The GameCube release of Virtua Striker 2002 was met with poor reviews at release, primarily due to its simple three-button control scheme. The game’s arcade roots definitely show in the controls, which consist of long pass, short pass, and shoot. While the basic controls may have been seen as a detriment at the time, they are part of why the game is still enjoyable to play today.
For me, the controls are exactly what I want from a soccer game (for the record, two of my all-time favorite futbol releases ever are the similarly simple Nintendo World Cup (NES) and Super Sidekicks 3 on the Neo Geo). While there is certainly a place for complicated sim controls in sports games, there is also something to be said for being able to pick up a game from over a decade ago and immediately start playing and having fun.
And Virtua Striker 2002 is definitely fun. The game plays out from a fairly close-to-the-action viewpoint, which serves to heighten the tension and excitement from the moment of kick-off. This excitement is amplified by the general speed of each match, which is quite fast due to quick players, a small pitch, and short (default) match lengths. The AI in the game is incredibly aggressive, especially on defense- they constantly intercept the most seemingly surefire of passes, even on the easiest difficulty. While this can frustrate at times, it can also result in some thrilling games.
There are plenty of ways to battle the computer.
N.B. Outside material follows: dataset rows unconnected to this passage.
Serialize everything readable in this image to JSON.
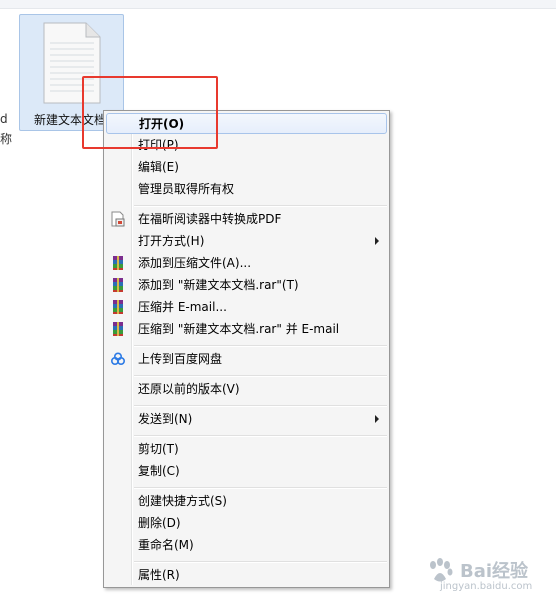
{
  "desktop": {
    "left_fragment_line1": "d",
    "left_fragment_line2": "称",
    "file": {
      "label": "新建文本文档",
      "icon": "text-document-icon"
    }
  },
  "context_menu": {
    "items": [
      {
        "label": "打开(O)",
        "bold": true,
        "icon": null
      },
      {
        "label": "打印(P)",
        "icon": null
      },
      {
        "label": "编辑(E)",
        "icon": null
      },
      {
        "label": "管理员取得所有权",
        "icon": null
      },
      {
        "label": "在福昕阅读器中转换成PDF",
        "icon": "foxit-pdf-icon"
      },
      {
        "label": "打开方式(H)",
        "icon": null,
        "submenu": true
      },
      {
        "label": "添加到压缩文件(A)...",
        "icon": "winrar-icon"
      },
      {
        "label": "添加到 \"新建文本文档.rar\"(T)",
        "icon": "winrar-icon"
      },
      {
        "label": "压缩并 E-mail...",
        "icon": "winrar-icon"
      },
      {
        "label": "压缩到 \"新建文本文档.rar\" 并 E-mail",
        "icon": "winrar-icon"
      },
      {
        "label": "上传到百度网盘",
        "icon": "baidu-netdisk-icon"
      },
      {
        "label": "还原以前的版本(V)",
        "icon": null
      },
      {
        "label": "发送到(N)",
        "icon": null,
        "submenu": true
      },
      {
        "label": "剪切(T)",
        "icon": null
      },
      {
        "label": "复制(C)",
        "icon": null
      },
      {
        "label": "创建快捷方式(S)",
        "icon": null
      },
      {
        "label": "删除(D)",
        "icon": null
      },
      {
        "label": "重命名(M)",
        "icon": null
      },
      {
        "label": "属性(R)",
        "icon": null
      }
    ]
  },
  "annotation": {
    "color": "#e8392e"
  },
  "watermark": {
    "brand": "Bai经验",
    "url": "jingyan.baidu.com"
  }
}
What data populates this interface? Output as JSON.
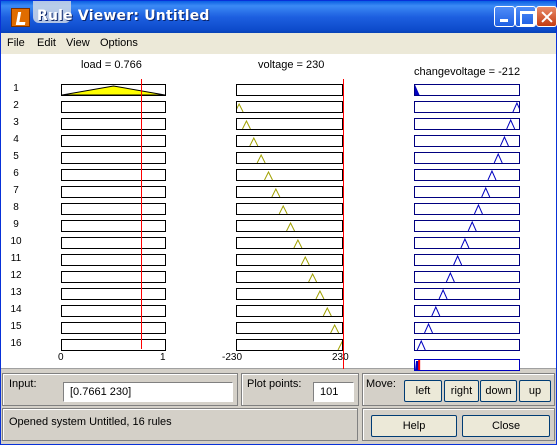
{
  "window": {
    "title": "Rule Viewer: Untitled",
    "colors": {
      "titlebar": "#0a5fe3",
      "mf_input": "#ffff00",
      "mf_line_input": "#a0a000",
      "mf_output": "#0000c0",
      "index_line": "#ff0000"
    }
  },
  "menu": {
    "items": [
      "File",
      "Edit",
      "View",
      "Options"
    ]
  },
  "variables": {
    "load": {
      "title": "load = 0.766",
      "range_min": "0",
      "range_max": "1",
      "value": 0.766
    },
    "voltage": {
      "title": "voltage = 230",
      "range_min": "-230",
      "range_max": "230",
      "value": 230
    },
    "changevoltage": {
      "title": "changevoltage = -212"
    }
  },
  "rules": [
    "1",
    "2",
    "3",
    "4",
    "5",
    "6",
    "7",
    "8",
    "9",
    "10",
    "11",
    "12",
    "13",
    "14",
    "15",
    "16"
  ],
  "mf_positions": {
    "voltage_peaks": [
      null,
      0.02,
      0.09,
      0.16,
      0.23,
      0.3,
      0.37,
      0.44,
      0.51,
      0.58,
      0.65,
      0.72,
      0.79,
      0.86,
      0.93,
      1.0
    ],
    "changevoltage_peaks": [
      0.0,
      0.98,
      0.92,
      0.86,
      0.8,
      0.74,
      0.68,
      0.61,
      0.55,
      0.48,
      0.41,
      0.34,
      0.27,
      0.2,
      0.13,
      0.06
    ],
    "aggregate_level": 0.04
  },
  "bottom": {
    "input_label": "Input:",
    "input_value": "[0.7661 230]",
    "plot_points_label": "Plot points:",
    "plot_points_value": "101",
    "move_label": "Move:",
    "move_left": "left",
    "move_right": "right",
    "move_down": "down",
    "move_up": "up",
    "status": "Opened system Untitled, 16 rules",
    "help": "Help",
    "close": "Close"
  }
}
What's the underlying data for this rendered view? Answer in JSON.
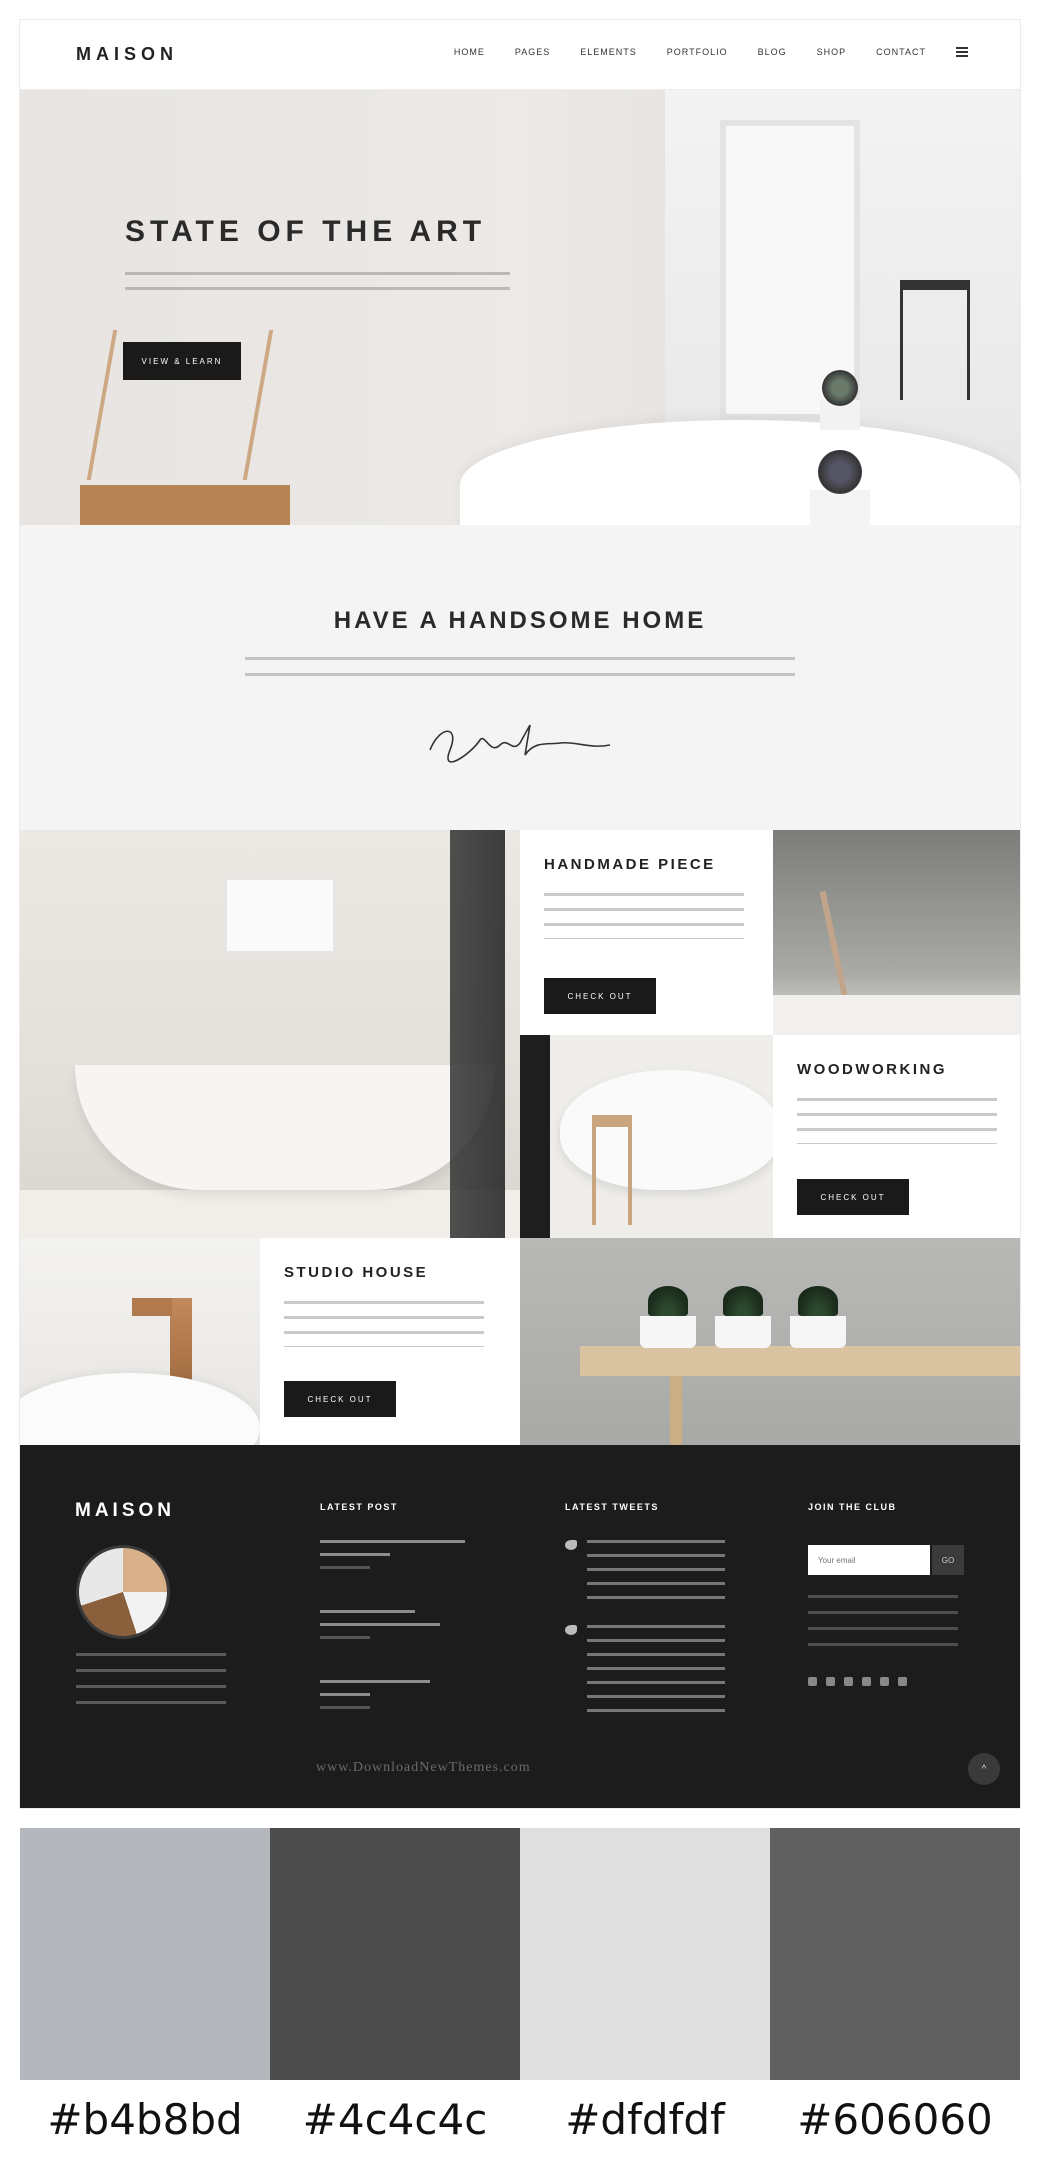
{
  "header": {
    "logo": "MAISON",
    "nav": [
      "HOME",
      "PAGES",
      "ELEMENTS",
      "PORTFOLIO",
      "BLOG",
      "SHOP",
      "CONTACT"
    ]
  },
  "hero": {
    "title": "STATE OF THE ART",
    "button": "VIEW & LEARN"
  },
  "intro": {
    "title": "HAVE A HANDSOME HOME"
  },
  "tiles": {
    "handmade": {
      "title": "HANDMADE PIECE",
      "button": "CHECK OUT"
    },
    "woodworking": {
      "title": "WOODWORKING",
      "button": "CHECK OUT"
    },
    "studio": {
      "title": "STUDIO HOUSE",
      "button": "CHECK OUT"
    }
  },
  "footer": {
    "logo": "MAISON",
    "latest_post": "LATEST POST",
    "latest_tweets": "LATEST TWEETS",
    "join": "JOIN THE CLUB",
    "input_placeholder": "Your email",
    "input_button": "GO",
    "watermark": "www.DownloadNewThemes.com",
    "back_to_top": "^"
  },
  "palette": {
    "colors": [
      "#b4b8bd",
      "#4c4c4c",
      "#dfdfdf",
      "#606060"
    ],
    "codes": [
      "#b4b8bd",
      "#4c4c4c",
      "#dfdfdf",
      "#606060"
    ]
  }
}
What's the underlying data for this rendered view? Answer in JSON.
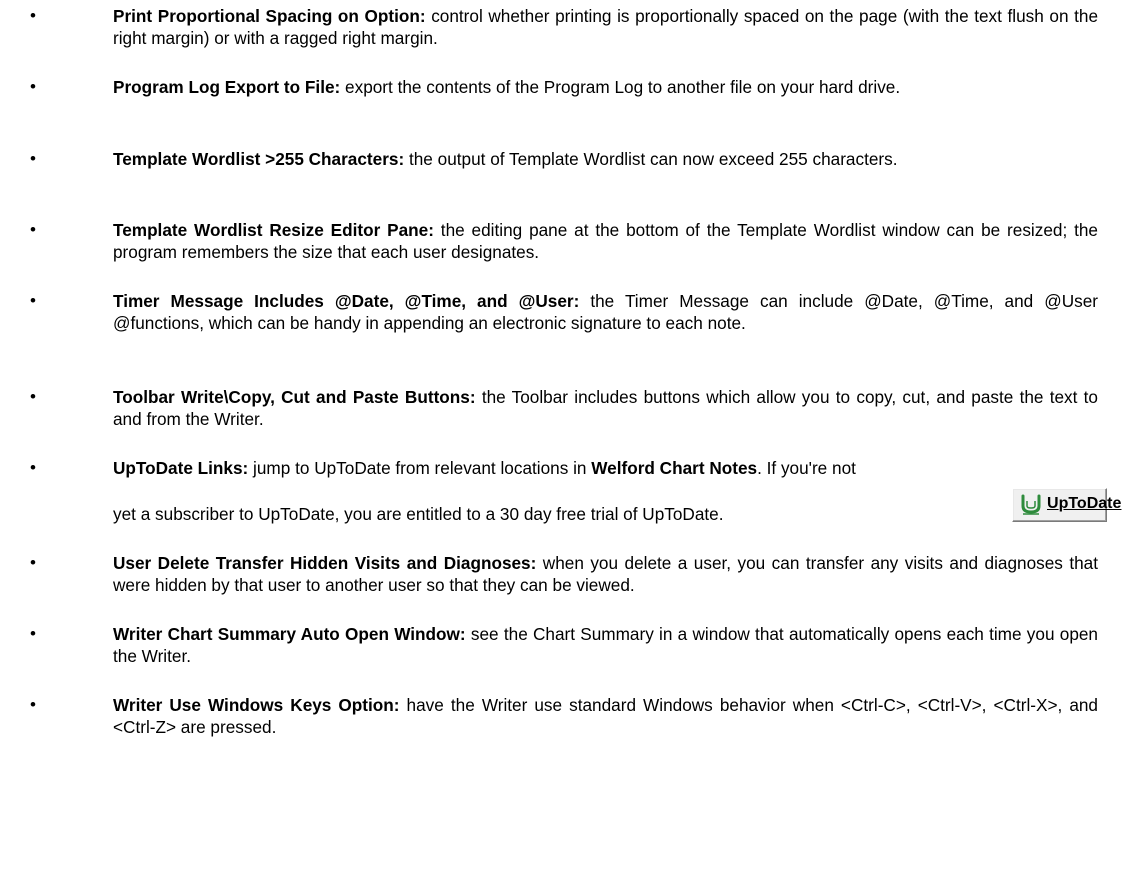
{
  "items": [
    {
      "title": "Print Proportional Spacing on Option:",
      "text": " control whether printing is proportionally spaced on the page (with the text flush on the right margin) or with a ragged right margin."
    },
    {
      "title": "Program Log Export to File:",
      "text": " export the contents of the Program Log to another file on your hard drive."
    },
    {
      "title": "Template Wordlist >255 Characters:",
      "text": " the output of Template Wordlist can now exceed 255 characters."
    },
    {
      "title": "Template Wordlist Resize Editor Pane:",
      "text": " the editing pane at the bottom of the Template Wordlist window can be resized; the program remembers the size that each user designates."
    },
    {
      "title": "Timer Message Includes @Date, @Time, and @User:",
      "text": " the Timer Message can include @Date, @Time, and @User @functions, which can be handy in appending an electronic signature to each note."
    },
    {
      "title": "Toolbar Write\\Copy, Cut and Paste Buttons:",
      "text": " the Toolbar includes buttons which allow you to copy, cut, and paste the text to and from the Writer."
    },
    {
      "title": "UpToDate Links:",
      "text_a": " jump to UpToDate from relevant locations in ",
      "product": "Welford Chart Notes",
      "text_b": ". If you're not",
      "text_c": "yet a subscriber to UpToDate, you are entitled to a 30 day free trial of UpToDate.",
      "button_label_first": "U",
      "button_label_rest": "pToDate",
      "button_icon": "uptodate-u-icon"
    },
    {
      "title": "User Delete Transfer Hidden Visits and Diagnoses:",
      "text": " when you delete a user, you can transfer any visits and diagnoses that were hidden by that user to another user so that they can be viewed."
    },
    {
      "title": "Writer Chart Summary Auto Open Window:",
      "text": " see the Chart Summary in a window that automatically opens each time you open the Writer."
    },
    {
      "title": "Writer Use Windows Keys Option:",
      "text": " have the Writer use standard Windows behavior when <Ctrl-C>, <Ctrl-V>, <Ctrl-X>, and <Ctrl-Z> are pressed."
    }
  ],
  "bullet": "•",
  "colors": {
    "text": "#000000",
    "background": "#ffffff",
    "icon_green": "#2e8b3c"
  }
}
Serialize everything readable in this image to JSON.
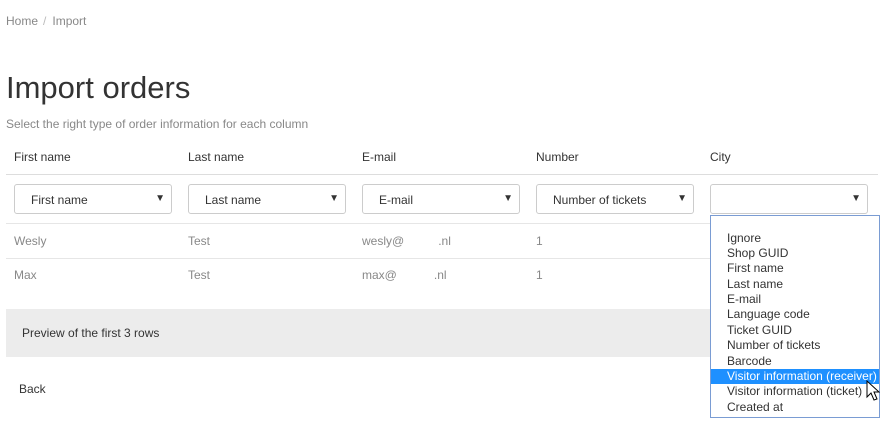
{
  "breadcrumb": {
    "home": "Home",
    "separator": "/",
    "current": "Import"
  },
  "page": {
    "title": "Import orders",
    "subtitle": "Select the right type of order information for each column"
  },
  "columns": [
    {
      "header": "First name",
      "selected": "First name"
    },
    {
      "header": "Last name",
      "selected": "Last name"
    },
    {
      "header": "E-mail",
      "selected": "E-mail"
    },
    {
      "header": "Number",
      "selected": "Number of tickets"
    },
    {
      "header": "City",
      "selected": ""
    }
  ],
  "rows": [
    {
      "first": "Wesly",
      "last": "Test",
      "email_user": "wesly@",
      "email_domain": ".nl",
      "number": "1"
    },
    {
      "first": "Max",
      "last": "Test",
      "email_user": "max@",
      "email_domain": ".nl",
      "number": "1"
    }
  ],
  "preview": {
    "text": "Preview of the first 3 rows"
  },
  "back_label": "Back",
  "dropdown": {
    "options": [
      "Ignore",
      "Shop GUID",
      "First name",
      "Last name",
      "E-mail",
      "Language code",
      "Ticket GUID",
      "Number of tickets",
      "Barcode",
      "Visitor information (receiver)",
      "Visitor information (ticket)",
      "Created at"
    ],
    "highlighted": "Visitor information (receiver)"
  },
  "colors": {
    "highlight": "#1e90ff",
    "preview_bg": "#ececec",
    "dropdown_border": "#7a9cd3"
  }
}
In addition to a variety of tournaments, Virtua Striker 2002 also includes a surprisingly deep “Road to International Cup” mode. Here, you take the role of the coach and micro-manage your team throughout a season.
While the scope and depth of this mode is impressive, it’s not exactly what I want out of a soccer game. For me, it’s all about the excitement and fun of the matches themselves, whether facing off against the computer or a friend on the couch.
Outside of the Road to International Cup mode, Virtua Striker 2002 is soccer distilled to its essence, then amped up to provide raw arcade thrills. Its deficiencies compared to sim games are what give the game its identity. For example, while there is no play-by-play commentary during matches, the voices you do occasionally hear are classic excited arcade Sega, as is the synth-pop in the menus and between matches.
Virtua Striker 2002 is a soccer game uncompromising in its identity. It’s fast, smooth, challenging, exciting, easy to learn, occasionally silly, and always bright and colorful. It’s not perfect and probably not for everyone, but Sega’s arcade approximation of the sport is definitely for me.